       All extra research, writing and practising is to be done in homework time.

       Students may use one visual aid only to help in the presentation of their speech.

       Students are taught about structuring a speech, using speaking devices, and about voice, stance, eye contact and gesture in two or three lessons or part lessons throughout the time they are working on their speeches.

 

 

Speaking to Persuade

 

 

Years Levels Duration

11 & 12 6 7 2 - 3 weeks

 

Achievement objective being assessed

Speaking

 

Processes

Using texts

Processing information

Analysing and selecting information for persuasive purposes

 

Learning Outcomes

Research then arrange material coherently.
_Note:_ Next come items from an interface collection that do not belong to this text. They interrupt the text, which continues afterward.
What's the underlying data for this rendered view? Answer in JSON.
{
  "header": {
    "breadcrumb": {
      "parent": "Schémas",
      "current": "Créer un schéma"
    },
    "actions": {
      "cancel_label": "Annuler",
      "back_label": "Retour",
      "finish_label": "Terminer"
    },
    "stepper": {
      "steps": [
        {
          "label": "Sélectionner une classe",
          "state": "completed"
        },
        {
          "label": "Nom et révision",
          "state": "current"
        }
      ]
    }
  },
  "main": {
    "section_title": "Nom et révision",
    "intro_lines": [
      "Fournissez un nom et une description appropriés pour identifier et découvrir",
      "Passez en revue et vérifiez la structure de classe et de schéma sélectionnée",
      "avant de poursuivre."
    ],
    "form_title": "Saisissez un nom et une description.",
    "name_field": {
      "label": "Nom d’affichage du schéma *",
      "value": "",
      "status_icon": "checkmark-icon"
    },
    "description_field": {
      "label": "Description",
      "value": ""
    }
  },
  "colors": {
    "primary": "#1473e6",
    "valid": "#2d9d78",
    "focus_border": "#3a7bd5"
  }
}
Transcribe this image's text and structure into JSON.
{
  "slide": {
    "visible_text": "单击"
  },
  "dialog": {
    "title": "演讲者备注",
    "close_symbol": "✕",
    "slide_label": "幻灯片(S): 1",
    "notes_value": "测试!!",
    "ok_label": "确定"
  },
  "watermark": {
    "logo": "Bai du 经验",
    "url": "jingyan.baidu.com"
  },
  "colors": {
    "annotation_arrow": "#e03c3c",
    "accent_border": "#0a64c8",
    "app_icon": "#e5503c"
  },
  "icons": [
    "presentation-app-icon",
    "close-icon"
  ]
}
Using appropriate speech and delivery methods, speak in a formal situation to communicate information, and persuade an audience to their point of view.

 

Teaching and Learning

 

       Students are given a range of topics from which each chooses one on which a persuasive speech is to be presented to the class. These topics may include:

     Why the Antarctic ecosystem needs to be preserved

     Why damage to the ozone layer needs to be prevented

     Why tourism to Antarctica should be limited

     Why tourism to Antarctica should not be limited

     Why fishing quotas should be internationally policed and enforced (or not)

     Why the Environmental Protocol should be tightened to prevent the discharge of raw sewage into Antarctic waters (or not)

     Why Antarctica should be made into a World heritage Park (or not)

       Students are given two class periods in which to research their topics.

       Students are given one period in which to write their speeches.

       Students are given one period in which to practise their speeches.

       All extra research, writing and practising is to be done in homework time.

       Students may not use any visual aid in the presentation of their speech.

       Students are given some revision about structuring a speech, and about voice, stance, eye contact and gesture in one lesson or part lesson during the period on which they are working on their speeches.

 

Students are given two lessons about Persuasive Speaking techniques during the time they are working on their speeches.

 

To go to the worksheets prepared by Chris click on his name.